Problem description = Search the entries below for "Select", and copy each line where it appears.

Data entries:
------------------------------------------------------------

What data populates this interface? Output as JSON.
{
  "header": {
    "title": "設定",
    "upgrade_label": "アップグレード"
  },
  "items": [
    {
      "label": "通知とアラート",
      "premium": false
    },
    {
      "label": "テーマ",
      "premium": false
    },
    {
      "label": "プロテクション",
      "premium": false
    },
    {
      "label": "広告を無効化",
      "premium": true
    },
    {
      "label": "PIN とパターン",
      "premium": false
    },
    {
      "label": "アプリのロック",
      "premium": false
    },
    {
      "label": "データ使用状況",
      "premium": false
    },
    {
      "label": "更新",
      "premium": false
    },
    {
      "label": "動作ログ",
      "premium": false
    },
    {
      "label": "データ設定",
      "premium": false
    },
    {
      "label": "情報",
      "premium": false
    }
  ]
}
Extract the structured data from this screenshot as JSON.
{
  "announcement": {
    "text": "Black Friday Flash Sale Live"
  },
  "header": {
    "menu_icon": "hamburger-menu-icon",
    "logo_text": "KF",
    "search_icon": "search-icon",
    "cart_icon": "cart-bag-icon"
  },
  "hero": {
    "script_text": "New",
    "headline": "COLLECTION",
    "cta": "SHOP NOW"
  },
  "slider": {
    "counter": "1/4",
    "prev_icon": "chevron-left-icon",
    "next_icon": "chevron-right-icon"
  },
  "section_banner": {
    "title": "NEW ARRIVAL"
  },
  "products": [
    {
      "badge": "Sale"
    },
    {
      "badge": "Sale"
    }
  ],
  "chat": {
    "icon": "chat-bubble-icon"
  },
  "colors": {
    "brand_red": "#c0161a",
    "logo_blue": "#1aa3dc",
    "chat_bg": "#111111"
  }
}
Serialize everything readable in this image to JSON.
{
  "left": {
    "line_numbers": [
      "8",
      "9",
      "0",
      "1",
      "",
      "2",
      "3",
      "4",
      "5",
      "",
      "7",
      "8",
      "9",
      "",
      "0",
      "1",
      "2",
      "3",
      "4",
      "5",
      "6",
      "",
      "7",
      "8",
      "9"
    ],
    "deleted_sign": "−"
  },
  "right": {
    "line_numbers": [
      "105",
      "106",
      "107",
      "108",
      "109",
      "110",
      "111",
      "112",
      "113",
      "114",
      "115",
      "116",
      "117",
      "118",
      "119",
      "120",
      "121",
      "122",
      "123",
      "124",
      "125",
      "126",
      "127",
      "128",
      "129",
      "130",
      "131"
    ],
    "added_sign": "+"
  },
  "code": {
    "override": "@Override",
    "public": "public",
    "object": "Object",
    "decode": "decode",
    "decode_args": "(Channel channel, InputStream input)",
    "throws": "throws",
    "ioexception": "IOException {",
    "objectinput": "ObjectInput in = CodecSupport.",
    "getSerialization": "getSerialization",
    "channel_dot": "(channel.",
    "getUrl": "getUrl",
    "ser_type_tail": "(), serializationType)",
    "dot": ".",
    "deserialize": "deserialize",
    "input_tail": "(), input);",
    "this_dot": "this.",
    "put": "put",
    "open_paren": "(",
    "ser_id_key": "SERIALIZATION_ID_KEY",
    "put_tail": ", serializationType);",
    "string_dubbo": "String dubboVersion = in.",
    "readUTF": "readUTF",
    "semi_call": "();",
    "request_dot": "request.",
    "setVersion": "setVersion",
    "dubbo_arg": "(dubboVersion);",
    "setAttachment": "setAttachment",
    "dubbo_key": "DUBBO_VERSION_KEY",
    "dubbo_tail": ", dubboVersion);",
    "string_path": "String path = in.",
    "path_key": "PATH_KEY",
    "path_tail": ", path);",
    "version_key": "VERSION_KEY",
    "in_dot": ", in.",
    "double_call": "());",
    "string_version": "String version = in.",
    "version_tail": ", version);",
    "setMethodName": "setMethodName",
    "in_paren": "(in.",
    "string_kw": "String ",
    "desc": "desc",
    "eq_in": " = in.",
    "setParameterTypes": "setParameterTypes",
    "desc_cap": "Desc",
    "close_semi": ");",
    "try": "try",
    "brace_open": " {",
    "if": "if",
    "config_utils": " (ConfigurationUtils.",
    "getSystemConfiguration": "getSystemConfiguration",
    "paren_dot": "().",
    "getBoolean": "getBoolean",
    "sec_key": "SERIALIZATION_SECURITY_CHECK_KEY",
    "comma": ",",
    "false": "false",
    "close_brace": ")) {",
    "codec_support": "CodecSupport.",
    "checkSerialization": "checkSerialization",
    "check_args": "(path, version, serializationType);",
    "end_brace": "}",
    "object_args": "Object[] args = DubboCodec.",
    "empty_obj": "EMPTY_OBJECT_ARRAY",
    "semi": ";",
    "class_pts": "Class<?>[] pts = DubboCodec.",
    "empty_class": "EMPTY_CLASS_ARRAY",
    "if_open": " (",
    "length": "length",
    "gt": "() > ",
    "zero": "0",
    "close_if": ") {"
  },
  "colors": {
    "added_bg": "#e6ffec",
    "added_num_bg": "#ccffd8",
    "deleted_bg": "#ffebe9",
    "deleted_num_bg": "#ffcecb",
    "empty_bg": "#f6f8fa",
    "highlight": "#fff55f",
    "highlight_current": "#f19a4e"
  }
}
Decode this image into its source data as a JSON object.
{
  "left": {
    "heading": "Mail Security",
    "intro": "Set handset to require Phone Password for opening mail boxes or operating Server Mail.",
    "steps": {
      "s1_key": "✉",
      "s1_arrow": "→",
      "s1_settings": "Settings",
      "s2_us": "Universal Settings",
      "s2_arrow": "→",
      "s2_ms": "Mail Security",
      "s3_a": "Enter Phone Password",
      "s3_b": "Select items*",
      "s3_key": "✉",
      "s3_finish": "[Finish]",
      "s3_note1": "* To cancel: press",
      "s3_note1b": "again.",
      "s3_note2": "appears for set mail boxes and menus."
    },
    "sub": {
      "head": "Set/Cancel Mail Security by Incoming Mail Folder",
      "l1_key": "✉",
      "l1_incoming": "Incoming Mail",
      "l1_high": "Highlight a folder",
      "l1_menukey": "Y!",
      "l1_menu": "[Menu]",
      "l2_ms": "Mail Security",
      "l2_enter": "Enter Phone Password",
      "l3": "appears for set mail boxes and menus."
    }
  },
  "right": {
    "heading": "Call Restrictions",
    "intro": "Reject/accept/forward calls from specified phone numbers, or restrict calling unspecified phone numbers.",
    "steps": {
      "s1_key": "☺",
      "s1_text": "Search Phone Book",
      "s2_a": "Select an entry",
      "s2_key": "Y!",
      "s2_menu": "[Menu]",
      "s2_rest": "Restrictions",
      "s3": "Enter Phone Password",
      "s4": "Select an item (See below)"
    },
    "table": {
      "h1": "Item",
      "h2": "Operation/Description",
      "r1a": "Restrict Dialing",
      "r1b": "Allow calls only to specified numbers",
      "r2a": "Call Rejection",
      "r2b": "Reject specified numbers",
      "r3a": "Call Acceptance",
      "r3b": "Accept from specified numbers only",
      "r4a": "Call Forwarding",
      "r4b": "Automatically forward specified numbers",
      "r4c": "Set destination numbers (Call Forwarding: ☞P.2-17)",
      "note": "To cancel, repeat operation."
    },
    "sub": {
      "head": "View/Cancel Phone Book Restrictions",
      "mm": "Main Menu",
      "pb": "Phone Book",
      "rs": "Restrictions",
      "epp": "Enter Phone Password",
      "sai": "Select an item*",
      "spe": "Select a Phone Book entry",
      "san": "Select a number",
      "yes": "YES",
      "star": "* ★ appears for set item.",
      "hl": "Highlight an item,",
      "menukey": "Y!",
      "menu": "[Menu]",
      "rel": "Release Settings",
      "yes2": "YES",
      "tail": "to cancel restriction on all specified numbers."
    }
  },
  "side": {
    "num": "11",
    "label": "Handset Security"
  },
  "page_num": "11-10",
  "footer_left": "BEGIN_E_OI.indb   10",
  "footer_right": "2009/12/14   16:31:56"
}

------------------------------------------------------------

Your response =
      "s3_b": "Select items*",
      "s2_a": "Select an entry",
      "s4": "Select an item (See below)"
      "sai": "Select an item*",
      "spe": "Select a Phone Book entry",
      "san": "Select a number",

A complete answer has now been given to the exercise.